Acarajé is a prominent dish and common street food of Bahia people. Made from black peas, locals love adding chopped onions, seasoned with common spicy elements (pepper and salt). Then, they fry all of them in palm oil. If locals want to eat a healthier Acarajé, they will not use palm oil. They boil only.
Vatapa is another side dish of the Bahia people. It contains a lot of ingredients such as coconut milk, palm oil, groundnuts, pieces of bread, and a mixture of herbs. Then, locals mash those ingredients into a paste. When it becomes a final dish, try it with rice or Acarajé.
Finding a Brazilian specialty, Picanha is the most famous cut. This is a kind of barbecued meat (tender) of locals. Seasoning with salt, locals roll the dish in thick-and-fat layers.
The smoky smell of the pork can attract you a lot. At a Brazilian barbecue party, Picanha is the best food on the list. Along with it, wild boar and chicken hearts are also their common dishes during the party.
What do locals eat during three meals of the day?
Not only a daily must, eating and drinking in Brazil are socializing activities in Brazil. Beans and rice are their comestibles and are eaten every day. Of course, the daily food routine has three main meals. Residents also enjoy side dishes in between; spending time to relax, socialize, doing business, and so on.
Breakfast starts from 6 am to 8:30 am, which is the most essential meal of the day for Brazilians. They often select pão francês (a kind of French bread), white cheese, and ham.
Unfrosted orange, corn cake, granola, and pão de queijo (cheese bread) are also additional options on their tables. Home or padaria (a bakery) is the place to kick off their morning with a generous breakfast.
Apart from the bread, coffee also wakes them. Pingado (strong coffee flavor with a dash of milk) and media (half coffee and half heated-up milk) are the most popular morning drinks. Fruit juice (guava and orange) and chocolate powder probably are regular alterations.
Lunch is a meal for socializing and relaxing. People usually relish lunchtime in per-kilo restaurants, where they can select a wide range of food at affordable prices. Caipirinha increases the appetite.
Beans, rice, meat, fish, and vegetables are the most common food on their plates. After the main course, they finish lunchtime with pudim (a type of flan) and a cup of espresso.
Churrascaria is the place for business lunchtime. This is a local steakhouse, where people can find many pieces of meat and salads.
Dinners seem to be a family union time or small parties as people come to the dinner table and sit together for the meal. Sometimes, Brazilians go out and reach the Happy Hour to get the drink promotion. Chopp (a kind of cold beer) is a prevailing drink during that time for locals, especially for travelers.
A wholesome meal could be rice, beans, meat, lasagna, pizza, stroganoff, etc. For those who want to be on a diet, he or she has side dishes only. Pastels, empadas (several pies), apim (roasted cassava), salami, fried chicken strips, and croquettes are on their plates.

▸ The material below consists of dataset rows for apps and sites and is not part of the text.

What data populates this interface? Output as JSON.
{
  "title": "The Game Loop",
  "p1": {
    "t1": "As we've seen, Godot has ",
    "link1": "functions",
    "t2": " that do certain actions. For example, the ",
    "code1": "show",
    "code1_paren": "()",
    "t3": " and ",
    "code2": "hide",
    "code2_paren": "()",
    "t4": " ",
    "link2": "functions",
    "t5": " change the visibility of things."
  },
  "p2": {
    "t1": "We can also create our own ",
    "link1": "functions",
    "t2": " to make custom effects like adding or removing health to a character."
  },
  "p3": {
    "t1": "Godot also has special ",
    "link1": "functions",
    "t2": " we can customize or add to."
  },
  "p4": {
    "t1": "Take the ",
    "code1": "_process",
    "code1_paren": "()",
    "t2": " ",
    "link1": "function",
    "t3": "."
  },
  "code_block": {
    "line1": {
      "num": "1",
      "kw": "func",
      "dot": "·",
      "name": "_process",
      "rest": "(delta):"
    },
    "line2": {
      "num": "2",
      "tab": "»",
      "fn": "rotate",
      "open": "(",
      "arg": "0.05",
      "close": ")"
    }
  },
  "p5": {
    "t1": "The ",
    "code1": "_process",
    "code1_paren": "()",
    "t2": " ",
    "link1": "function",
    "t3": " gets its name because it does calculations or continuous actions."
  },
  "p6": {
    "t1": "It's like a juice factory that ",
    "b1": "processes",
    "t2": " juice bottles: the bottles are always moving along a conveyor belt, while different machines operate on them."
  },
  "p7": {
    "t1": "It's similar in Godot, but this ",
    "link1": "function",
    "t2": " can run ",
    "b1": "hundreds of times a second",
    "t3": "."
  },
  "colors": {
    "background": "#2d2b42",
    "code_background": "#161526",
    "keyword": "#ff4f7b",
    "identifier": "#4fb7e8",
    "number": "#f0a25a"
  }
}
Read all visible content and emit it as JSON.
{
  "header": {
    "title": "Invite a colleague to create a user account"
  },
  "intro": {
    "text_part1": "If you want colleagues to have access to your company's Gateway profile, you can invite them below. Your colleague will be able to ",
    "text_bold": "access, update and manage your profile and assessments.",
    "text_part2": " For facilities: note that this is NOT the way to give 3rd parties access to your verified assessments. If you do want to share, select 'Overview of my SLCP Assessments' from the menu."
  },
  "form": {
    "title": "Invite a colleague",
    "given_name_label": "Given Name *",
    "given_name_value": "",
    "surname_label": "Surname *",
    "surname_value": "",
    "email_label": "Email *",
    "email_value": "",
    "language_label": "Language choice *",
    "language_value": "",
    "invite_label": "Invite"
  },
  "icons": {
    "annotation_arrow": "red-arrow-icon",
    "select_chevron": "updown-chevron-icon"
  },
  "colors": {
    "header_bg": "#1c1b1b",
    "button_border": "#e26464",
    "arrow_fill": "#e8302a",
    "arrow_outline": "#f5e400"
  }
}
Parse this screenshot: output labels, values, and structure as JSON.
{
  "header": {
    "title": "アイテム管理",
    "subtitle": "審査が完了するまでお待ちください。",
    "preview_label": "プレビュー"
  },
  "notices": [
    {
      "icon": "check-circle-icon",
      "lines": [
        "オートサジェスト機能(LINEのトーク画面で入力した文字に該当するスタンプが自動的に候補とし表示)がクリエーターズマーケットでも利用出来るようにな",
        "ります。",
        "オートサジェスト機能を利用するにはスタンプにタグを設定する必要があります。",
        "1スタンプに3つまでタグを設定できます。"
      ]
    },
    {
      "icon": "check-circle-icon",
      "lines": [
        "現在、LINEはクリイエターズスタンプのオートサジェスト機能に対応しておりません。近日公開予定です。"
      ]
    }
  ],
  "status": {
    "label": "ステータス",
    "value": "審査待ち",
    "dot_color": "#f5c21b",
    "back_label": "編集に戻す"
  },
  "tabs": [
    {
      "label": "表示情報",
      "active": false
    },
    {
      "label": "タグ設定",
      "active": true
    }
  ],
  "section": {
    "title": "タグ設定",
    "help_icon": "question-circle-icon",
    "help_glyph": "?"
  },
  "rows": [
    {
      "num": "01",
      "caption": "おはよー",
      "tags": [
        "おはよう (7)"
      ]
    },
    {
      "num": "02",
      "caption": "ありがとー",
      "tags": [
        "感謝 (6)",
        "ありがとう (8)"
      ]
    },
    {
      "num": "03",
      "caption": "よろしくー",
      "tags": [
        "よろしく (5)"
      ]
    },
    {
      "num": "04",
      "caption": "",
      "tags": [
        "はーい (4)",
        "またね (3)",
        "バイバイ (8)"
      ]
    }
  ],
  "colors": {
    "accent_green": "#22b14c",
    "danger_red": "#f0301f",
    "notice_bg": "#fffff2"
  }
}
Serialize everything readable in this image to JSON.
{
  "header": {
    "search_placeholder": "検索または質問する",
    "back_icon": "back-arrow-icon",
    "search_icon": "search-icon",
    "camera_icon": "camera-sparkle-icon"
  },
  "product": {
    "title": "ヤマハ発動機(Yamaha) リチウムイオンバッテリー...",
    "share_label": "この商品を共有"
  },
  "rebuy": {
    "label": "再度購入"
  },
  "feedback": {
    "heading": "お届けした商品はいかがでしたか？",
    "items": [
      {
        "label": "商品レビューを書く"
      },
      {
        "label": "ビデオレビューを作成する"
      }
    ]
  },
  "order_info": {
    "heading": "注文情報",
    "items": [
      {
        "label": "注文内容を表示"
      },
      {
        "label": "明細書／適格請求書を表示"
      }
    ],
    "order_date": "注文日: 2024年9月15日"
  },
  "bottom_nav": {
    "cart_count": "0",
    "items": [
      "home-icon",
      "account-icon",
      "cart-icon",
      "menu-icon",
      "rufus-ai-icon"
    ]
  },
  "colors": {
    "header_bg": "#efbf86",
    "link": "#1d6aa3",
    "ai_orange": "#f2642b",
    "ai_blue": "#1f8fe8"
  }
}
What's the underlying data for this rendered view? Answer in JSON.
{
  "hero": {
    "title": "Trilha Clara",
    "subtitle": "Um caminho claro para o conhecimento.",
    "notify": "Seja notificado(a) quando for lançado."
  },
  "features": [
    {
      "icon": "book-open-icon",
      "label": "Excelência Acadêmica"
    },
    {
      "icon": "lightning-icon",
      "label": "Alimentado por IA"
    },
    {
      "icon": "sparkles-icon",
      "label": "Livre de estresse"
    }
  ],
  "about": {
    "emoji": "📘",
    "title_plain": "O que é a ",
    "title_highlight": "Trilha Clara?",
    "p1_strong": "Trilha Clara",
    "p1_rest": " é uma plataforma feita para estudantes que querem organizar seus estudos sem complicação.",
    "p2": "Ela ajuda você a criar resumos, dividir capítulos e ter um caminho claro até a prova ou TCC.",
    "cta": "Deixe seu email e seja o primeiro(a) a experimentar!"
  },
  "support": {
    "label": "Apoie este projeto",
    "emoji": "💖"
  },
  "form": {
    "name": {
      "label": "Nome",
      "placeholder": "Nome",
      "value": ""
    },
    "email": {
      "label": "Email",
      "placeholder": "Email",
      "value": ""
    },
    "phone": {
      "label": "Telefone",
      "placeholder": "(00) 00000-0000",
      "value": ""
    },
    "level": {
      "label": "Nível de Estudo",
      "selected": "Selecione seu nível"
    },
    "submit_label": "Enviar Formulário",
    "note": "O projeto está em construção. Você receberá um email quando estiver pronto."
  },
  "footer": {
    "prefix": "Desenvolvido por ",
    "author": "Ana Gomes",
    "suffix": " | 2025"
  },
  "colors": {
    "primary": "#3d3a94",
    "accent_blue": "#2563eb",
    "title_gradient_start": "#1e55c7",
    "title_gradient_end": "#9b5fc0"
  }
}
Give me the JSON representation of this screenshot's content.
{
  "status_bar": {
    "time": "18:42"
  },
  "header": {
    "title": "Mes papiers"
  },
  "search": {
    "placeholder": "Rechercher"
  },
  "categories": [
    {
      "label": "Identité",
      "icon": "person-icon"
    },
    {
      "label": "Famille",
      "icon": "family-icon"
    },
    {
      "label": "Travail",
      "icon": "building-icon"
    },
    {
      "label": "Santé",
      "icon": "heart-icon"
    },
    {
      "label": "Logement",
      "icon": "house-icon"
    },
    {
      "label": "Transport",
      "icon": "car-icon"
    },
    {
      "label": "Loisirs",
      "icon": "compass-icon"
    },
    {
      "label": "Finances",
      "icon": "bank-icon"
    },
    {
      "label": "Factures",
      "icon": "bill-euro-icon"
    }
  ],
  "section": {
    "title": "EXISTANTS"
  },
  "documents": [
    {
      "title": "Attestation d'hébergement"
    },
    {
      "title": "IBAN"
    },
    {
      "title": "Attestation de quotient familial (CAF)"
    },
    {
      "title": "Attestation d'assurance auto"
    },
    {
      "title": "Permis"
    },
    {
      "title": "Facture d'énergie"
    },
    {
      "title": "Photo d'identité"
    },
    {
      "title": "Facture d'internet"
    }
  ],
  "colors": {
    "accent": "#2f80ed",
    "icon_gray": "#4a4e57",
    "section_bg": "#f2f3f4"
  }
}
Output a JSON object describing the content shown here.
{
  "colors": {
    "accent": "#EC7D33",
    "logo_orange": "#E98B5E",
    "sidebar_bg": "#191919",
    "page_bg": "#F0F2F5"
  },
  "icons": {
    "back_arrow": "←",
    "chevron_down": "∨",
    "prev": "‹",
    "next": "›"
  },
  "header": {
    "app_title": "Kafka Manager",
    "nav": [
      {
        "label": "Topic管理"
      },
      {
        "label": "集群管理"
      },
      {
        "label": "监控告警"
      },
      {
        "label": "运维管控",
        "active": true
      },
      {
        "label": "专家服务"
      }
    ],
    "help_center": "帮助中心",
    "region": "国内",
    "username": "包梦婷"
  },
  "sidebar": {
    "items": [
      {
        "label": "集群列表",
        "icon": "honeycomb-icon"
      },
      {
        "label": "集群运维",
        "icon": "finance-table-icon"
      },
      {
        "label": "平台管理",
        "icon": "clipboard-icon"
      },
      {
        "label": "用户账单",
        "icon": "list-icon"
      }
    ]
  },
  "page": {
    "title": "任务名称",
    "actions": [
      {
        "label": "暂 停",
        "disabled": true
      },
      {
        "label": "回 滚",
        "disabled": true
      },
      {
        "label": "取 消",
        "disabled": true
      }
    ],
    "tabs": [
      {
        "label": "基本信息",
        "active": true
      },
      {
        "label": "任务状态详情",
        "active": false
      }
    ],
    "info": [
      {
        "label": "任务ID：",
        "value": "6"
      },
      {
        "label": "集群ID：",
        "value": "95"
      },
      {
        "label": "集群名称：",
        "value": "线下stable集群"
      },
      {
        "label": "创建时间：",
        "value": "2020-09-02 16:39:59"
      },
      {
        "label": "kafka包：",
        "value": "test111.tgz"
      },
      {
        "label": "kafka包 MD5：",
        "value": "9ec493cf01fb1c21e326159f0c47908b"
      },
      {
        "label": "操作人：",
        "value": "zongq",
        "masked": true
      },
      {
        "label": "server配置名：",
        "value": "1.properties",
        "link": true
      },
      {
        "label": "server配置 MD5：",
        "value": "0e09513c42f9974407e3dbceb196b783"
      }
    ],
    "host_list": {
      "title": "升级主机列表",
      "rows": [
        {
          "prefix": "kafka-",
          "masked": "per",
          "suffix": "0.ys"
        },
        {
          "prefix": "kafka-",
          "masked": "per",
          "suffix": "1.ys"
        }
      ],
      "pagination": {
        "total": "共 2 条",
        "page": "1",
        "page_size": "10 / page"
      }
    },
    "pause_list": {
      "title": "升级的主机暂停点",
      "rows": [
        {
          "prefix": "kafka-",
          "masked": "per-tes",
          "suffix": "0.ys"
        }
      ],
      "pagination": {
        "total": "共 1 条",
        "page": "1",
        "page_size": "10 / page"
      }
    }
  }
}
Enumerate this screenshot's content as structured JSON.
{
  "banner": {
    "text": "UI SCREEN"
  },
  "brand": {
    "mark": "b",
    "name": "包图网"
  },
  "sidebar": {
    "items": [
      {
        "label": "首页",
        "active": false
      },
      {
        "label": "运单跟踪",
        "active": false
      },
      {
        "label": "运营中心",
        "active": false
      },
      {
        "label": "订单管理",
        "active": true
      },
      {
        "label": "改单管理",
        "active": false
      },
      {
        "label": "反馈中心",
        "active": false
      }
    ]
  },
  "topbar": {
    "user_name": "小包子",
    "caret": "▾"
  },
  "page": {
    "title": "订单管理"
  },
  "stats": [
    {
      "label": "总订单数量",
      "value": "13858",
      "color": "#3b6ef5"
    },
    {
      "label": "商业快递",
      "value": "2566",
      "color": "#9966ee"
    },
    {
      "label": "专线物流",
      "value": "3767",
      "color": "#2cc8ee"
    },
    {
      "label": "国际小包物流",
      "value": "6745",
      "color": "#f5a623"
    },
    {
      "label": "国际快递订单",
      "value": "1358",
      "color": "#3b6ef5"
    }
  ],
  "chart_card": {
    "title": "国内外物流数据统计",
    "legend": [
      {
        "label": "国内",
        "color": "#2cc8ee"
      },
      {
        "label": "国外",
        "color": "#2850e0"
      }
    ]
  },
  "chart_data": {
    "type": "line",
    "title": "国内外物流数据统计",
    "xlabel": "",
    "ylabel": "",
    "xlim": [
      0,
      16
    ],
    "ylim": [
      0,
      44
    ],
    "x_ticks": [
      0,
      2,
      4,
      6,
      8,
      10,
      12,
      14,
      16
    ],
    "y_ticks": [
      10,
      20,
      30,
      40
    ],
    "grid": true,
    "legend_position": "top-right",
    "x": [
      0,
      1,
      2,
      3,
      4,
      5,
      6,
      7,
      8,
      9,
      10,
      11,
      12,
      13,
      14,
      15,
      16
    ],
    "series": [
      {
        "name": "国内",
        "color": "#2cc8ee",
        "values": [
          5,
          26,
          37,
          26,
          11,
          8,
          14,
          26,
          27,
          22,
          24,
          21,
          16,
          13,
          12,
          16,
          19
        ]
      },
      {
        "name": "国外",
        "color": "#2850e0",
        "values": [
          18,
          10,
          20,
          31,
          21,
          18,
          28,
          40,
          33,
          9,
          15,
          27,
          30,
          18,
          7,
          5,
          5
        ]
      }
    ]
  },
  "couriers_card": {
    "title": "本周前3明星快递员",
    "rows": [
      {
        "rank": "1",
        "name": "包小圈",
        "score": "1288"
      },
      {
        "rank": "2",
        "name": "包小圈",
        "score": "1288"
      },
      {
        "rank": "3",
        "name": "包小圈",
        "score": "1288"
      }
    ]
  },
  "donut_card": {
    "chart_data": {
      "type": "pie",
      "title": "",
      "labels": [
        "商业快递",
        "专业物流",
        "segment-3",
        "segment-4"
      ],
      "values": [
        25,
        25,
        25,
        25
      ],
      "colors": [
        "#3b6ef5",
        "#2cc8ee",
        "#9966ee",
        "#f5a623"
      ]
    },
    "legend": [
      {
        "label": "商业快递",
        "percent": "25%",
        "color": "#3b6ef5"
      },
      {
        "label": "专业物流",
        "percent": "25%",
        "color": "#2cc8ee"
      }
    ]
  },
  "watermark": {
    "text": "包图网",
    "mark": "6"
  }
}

Apart from traditional food and beverage, you could add extra selections like desserts and fruit juice to your list. It makes a delicious combination between national dishes and unique creations, satisfying “how to eat like a local in Brazil”. Brigaderio, Bolo de Rolo, Mousse de Maracuja, Canjica, Feijoada, Tapioca attract any visitor.